Monday, November 1, 2010

Olive Stenson, teacher extraordinaire

Our teachers have such an impact on our lives...especially good teachers. Do you remember a teacher that helped shape you? Honor them by adding them to your life story for they surely deserve to be noted and remembered.

“Mine eyes have seen the glory of the coming of Lord…” our chorus sang as she coaxed us to sing our parts and played the piano to fill the room with the notes that some of our young voices were growing accustomed to. She was patient and kind while filling our hearts with a love of music. We didn’t dawdle or show disrespect for the music she taught us. She demanded attention and careful enunciation of our words. I remember all the songs she taught us…the negro spirituals like “Nobody knows the trouble I’ve seen” and Stephen Foster’s “Old Black Joe”. We sang all the songs that inspired patriotism and love for this great land of America.

Then a magical thing happened. I finally was entering sixth grade and when I arrived at school that first summer dream came true. Mrs. Olive Stenson was my 6th grade teacher! Not only did I get to have her for my Chorus teacher…I had her all day. It was going to be a good year! Some of the students weren’t happy about their lot for 6th grade but I was ecstatic. Mrs. Stenson was a very strict teacher. We were there to learn and she was there to teach us. Some were afraid of her… but not me... she had a twinkle in her eye and I loved how she talked to me like a person and not a child.

I thrived on her high expectations and she was quick to praise any and all students who put forth effort. I would often miss the bus at the end of the school day just so I could stay and clean erasers and visit with her. We visited about so many things… our country, the world, math, history, science, music. I talked about my family and she talked about her sons. One afternoon after I finished cleaning erasers she asked me if I knew what a doorstep baby was. I told her I had read many fictional stories that had babies left at doorsteps in them. She then, with a tear in her eye, quietly told me that she had been a doorstep baby. At that moment I had wanted to be a grown up and she a little one so I could scoop her up and rock her while singing a lullaby of how much she was loved. We never spoke of it again. I felt very important to have been a confidant to her about such a matter as this.
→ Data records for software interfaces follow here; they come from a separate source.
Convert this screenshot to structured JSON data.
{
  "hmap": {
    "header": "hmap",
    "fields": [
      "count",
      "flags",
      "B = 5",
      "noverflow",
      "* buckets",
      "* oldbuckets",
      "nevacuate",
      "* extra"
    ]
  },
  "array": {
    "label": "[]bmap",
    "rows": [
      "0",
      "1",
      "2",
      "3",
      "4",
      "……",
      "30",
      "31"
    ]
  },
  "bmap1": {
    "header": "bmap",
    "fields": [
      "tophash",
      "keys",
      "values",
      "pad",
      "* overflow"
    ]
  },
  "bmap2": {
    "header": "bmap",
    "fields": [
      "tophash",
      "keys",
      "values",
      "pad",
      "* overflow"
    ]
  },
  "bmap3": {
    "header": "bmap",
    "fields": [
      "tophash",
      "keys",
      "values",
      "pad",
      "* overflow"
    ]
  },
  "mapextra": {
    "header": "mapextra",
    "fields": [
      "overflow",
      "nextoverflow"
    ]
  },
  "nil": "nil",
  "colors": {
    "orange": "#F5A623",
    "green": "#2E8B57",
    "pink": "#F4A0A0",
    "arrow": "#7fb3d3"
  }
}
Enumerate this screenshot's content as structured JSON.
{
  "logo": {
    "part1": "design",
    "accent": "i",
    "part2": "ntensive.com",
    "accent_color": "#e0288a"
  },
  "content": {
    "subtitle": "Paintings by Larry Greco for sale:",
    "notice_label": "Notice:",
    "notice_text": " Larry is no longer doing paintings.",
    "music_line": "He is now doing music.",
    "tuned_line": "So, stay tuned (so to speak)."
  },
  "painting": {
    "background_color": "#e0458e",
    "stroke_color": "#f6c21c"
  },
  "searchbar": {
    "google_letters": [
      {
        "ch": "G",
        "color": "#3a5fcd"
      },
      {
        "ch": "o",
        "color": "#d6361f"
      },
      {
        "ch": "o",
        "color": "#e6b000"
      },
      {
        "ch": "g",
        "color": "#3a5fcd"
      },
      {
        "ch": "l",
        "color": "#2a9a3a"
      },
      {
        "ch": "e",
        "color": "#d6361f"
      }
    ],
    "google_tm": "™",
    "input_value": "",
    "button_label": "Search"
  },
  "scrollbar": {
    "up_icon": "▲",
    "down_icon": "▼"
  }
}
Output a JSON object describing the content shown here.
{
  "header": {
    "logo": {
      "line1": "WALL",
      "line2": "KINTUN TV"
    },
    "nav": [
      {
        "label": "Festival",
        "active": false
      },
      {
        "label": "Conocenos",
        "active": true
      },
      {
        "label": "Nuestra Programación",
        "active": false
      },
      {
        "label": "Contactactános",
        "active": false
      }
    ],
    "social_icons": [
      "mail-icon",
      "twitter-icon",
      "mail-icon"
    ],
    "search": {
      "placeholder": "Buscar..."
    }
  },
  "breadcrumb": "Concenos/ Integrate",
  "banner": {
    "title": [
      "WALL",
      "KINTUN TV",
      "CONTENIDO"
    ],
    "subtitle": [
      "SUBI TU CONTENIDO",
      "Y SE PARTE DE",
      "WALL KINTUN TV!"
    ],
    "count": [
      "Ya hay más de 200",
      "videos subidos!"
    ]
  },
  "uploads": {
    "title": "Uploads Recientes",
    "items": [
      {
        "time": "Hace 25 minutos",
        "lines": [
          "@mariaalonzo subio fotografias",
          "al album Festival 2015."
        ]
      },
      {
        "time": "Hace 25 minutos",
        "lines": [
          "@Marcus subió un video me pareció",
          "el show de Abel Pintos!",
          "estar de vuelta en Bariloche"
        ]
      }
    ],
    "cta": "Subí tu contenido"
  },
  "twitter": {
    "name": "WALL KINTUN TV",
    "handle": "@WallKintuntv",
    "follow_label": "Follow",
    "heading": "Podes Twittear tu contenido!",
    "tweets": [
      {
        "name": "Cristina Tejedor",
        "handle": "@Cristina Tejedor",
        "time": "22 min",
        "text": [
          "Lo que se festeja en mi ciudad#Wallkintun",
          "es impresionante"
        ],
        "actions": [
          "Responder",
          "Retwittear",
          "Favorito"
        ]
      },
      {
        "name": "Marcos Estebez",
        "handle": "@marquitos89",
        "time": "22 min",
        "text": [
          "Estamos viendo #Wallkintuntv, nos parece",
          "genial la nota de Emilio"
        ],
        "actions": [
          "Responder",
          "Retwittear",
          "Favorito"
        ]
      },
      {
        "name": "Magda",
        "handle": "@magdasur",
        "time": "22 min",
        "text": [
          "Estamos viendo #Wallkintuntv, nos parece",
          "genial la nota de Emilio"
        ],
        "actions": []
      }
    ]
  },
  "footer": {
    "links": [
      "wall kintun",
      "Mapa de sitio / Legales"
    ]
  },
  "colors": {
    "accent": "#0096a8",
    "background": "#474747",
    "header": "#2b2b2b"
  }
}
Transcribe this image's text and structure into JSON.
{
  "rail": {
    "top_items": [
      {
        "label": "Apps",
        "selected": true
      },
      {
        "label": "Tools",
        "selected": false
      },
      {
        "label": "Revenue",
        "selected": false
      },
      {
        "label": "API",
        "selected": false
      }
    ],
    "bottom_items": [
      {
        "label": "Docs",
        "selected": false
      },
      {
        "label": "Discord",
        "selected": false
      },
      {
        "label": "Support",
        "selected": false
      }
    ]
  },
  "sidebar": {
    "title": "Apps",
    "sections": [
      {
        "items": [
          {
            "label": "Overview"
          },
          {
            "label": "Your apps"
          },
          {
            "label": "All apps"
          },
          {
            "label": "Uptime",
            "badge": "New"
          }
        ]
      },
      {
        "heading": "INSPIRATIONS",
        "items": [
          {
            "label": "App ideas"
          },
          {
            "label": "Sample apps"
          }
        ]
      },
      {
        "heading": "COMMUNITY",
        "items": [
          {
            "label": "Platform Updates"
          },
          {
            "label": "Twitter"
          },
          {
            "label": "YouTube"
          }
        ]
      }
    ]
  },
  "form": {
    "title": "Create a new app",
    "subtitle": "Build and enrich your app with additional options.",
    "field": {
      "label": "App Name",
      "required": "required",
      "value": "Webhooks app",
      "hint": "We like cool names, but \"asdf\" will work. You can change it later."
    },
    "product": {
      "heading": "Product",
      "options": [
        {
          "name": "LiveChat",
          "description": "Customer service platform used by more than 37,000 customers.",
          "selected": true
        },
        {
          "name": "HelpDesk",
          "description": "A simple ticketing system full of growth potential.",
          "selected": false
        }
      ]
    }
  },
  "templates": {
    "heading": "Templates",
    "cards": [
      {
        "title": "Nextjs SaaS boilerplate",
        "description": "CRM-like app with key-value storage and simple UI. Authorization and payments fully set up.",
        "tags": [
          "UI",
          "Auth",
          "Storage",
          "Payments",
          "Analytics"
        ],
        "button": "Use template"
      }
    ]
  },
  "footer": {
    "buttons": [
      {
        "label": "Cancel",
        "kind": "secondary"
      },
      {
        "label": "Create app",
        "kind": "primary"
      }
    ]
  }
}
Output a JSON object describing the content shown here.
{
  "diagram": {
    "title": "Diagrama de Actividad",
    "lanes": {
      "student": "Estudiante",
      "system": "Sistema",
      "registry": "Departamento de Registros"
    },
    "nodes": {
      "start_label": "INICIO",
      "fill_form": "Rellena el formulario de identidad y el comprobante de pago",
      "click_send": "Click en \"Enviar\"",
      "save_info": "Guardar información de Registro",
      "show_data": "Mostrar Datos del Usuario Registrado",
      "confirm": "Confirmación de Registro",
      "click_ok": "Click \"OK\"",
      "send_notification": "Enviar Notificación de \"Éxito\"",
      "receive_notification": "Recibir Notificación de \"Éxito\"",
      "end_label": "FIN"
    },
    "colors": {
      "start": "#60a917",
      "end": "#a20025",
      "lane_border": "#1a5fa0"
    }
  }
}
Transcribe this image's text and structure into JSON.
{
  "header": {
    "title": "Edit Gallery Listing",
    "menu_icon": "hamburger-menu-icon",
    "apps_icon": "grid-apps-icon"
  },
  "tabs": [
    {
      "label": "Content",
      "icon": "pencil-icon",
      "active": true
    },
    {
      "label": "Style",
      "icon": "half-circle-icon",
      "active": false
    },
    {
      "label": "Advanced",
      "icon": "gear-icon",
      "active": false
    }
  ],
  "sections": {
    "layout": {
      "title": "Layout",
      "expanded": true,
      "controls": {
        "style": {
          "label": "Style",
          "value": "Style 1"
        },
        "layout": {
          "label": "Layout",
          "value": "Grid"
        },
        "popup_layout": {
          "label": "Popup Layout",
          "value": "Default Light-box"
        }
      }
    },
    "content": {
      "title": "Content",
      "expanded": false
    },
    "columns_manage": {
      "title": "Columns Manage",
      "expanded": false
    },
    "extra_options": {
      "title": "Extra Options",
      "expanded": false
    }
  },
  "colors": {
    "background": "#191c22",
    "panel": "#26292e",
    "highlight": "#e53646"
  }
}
Two weeks before the end of the school year I quietly approached every student in our class and asked them to bring money so I could buy Mrs. Stenson a present from the class. Within a few days I had gathered all the money. I talked my Mom into going to Lipmans at Eastport Plaza and found a beautiful white blouse for her. There was enough money left over to buy a simple necklace to wear with the blouse. The last day of school I presented the gifts to her on behalf of the entire class, hugged her tight and told her how much we all loved her and how much we were going to miss her. Tears were shed and soon thereafter we left for home. Most never returned to Battin Elementary. I returned to visit every couple of years until her retirement.

Of all the people in my life, Mrs. Stenson was one who had a far reaching influence on me. I love music and because of her I have learned to appreciate all kinds of music. I love learning and have been a life long learner. I love teaching and have high expectations of all my students. I love America and the flag and voting. I love gray hair and have let my own hair go naturally gray. I love children and old people and everyone in between.

Olive M. Stenson was born 21 March 1905 and died 12 August 1975. She was a beautiful woman and touched the lives of many for good. She was a perfect mentor. When she smiled, the world was brighter. She found joy in music. I am better because I knew her.